Instructions for the task
Each record below must come back exactly as written; its pictures must not.

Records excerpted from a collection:
★ ★ ★

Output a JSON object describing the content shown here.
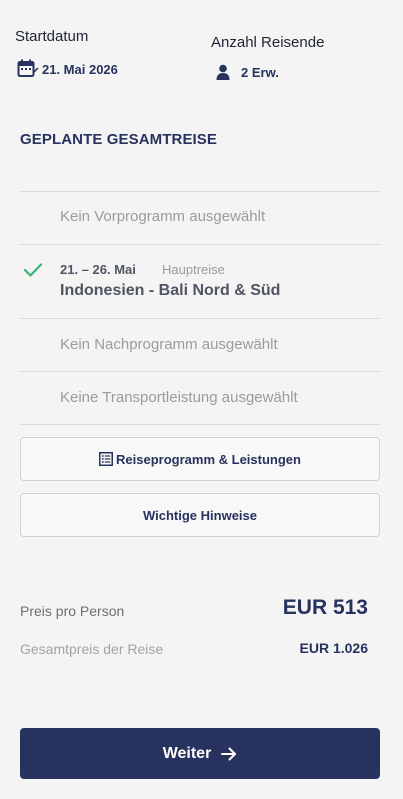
{
  "start": {
    "label": "Startdatum",
    "value": "21. Mai 2026",
    "icon": "calendar-icon"
  },
  "travelers": {
    "label": "Anzahl Reisende",
    "value": "2 Erw.",
    "icon": "person-icon"
  },
  "section_title": "GEPLANTE GESAMTREISE",
  "program": {
    "pre": "Kein Vorprogramm ausgewählt",
    "main": {
      "dates": "21. – 26. Mai",
      "tag": "Hauptreise",
      "title": "Indonesien - Bali Nord & Süd"
    },
    "post": "Kein Nachprogramm ausgewählt",
    "transport": "Keine Transportleistung ausgewählt"
  },
  "buttons": {
    "program_services": "Reiseprogramm & Leistungen",
    "notes": "Wichtige Hinweise",
    "next": "Weiter"
  },
  "pricing": {
    "per_person_label": "Preis pro Person",
    "per_person_value": "EUR 513",
    "total_label": "Gesamtpreis der Reise",
    "total_value": "EUR 1.026"
  },
  "colors": {
    "primary": "#27325e",
    "check": "#3cb371",
    "muted": "#9b9b9b",
    "background": "#f4f4f4"
  }
}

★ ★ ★

Answer below
Output a JSON object describing the content shown here.
{
  "start": {
    "label": "Startdatum",
    "value": "21. Mai 2026",
    "icon": "calendar-icon"
  },
  "travelers": {
    "label": "Anzahl Reisende",
    "value": "2 Erw.",
    "icon": "person-icon"
  },
  "section_title": "GEPLANTE GESAMTREISE",
  "program": {
    "pre": "Kein Vorprogramm ausgewählt",
    "main": {
      "dates": "21. – 26. Mai",
      "tag": "Hauptreise",
      "title": "Indonesien - Bali Nord & Süd"
    },
    "post": "Kein Nachprogramm ausgewählt",
    "transport": "Keine Transportleistung ausgewählt"
  },
  "buttons": {
    "program_services": "Reiseprogramm & Leistungen",
    "notes": "Wichtige Hinweise",
    "next": "Weiter"
  },
  "pricing": {
    "per_person_label": "Preis pro Person",
    "per_person_value": "EUR 513",
    "total_label": "Gesamtpreis der Reise",
    "total_value": "EUR 1.026"
  },
  "colors": {
    "primary": "#27325e",
    "check": "#3cb371",
    "muted": "#9b9b9b",
    "background": "#f4f4f4"
  }
}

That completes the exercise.